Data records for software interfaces

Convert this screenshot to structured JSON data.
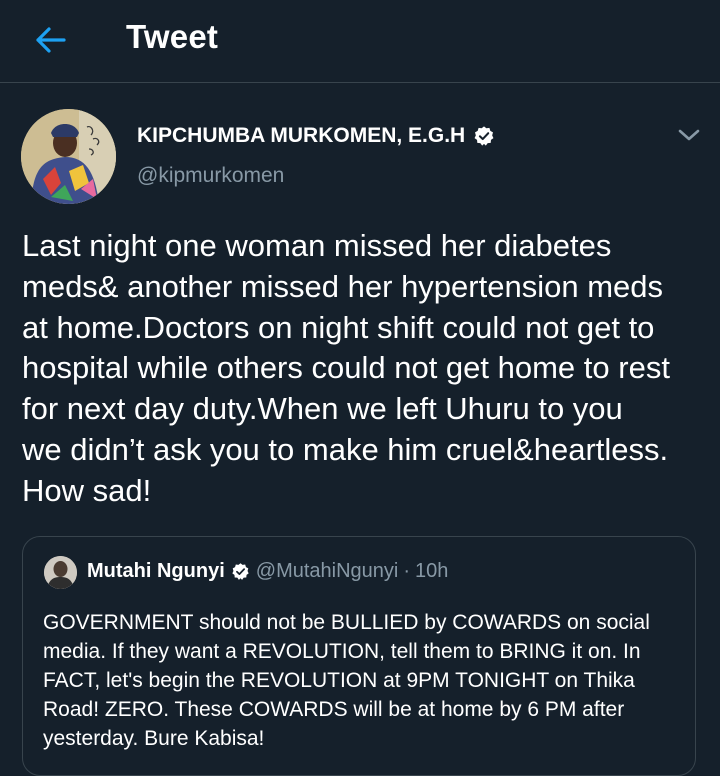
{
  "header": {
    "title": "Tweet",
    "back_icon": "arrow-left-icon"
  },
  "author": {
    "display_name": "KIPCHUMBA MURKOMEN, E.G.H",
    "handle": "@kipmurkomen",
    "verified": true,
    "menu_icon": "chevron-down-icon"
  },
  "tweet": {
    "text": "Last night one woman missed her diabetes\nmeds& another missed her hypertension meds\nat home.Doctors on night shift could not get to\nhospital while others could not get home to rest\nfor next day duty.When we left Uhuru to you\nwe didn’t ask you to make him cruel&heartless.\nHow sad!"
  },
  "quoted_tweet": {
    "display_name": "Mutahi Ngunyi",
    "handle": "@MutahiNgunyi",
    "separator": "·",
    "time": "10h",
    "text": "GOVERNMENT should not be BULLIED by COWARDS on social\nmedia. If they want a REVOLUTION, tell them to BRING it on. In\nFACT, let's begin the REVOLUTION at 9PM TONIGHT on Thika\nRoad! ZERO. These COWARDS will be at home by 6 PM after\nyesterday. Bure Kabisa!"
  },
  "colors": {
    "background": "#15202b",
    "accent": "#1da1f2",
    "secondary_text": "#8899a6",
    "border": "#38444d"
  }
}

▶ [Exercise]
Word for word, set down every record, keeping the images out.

▶ [Response to the task]
Convert this screenshot to structured JSON data.
{
  "header": {
    "title": "Tweet",
    "back_icon": "arrow-left-icon"
  },
  "author": {
    "display_name": "KIPCHUMBA MURKOMEN, E.G.H",
    "handle": "@kipmurkomen",
    "verified": true,
    "menu_icon": "chevron-down-icon"
  },
  "tweet": {
    "text": "Last night one woman missed her diabetes\nmeds& another missed her hypertension meds\nat home.Doctors on night shift could not get to\nhospital while others could not get home to rest\nfor next day duty.When we left Uhuru to you\nwe didn’t ask you to make him cruel&heartless.\nHow sad!"
  },
  "quoted_tweet": {
    "display_name": "Mutahi Ngunyi",
    "handle": "@MutahiNgunyi",
    "separator": "·",
    "time": "10h",
    "text": "GOVERNMENT should not be BULLIED by COWARDS on social\nmedia. If they want a REVOLUTION, tell them to BRING it on. In\nFACT, let's begin the REVOLUTION at 9PM TONIGHT on Thika\nRoad! ZERO. These COWARDS will be at home by 6 PM after\nyesterday. Bure Kabisa!"
  },
  "colors": {
    "background": "#15202b",
    "accent": "#1da1f2",
    "secondary_text": "#8899a6",
    "border": "#38444d"
  }
}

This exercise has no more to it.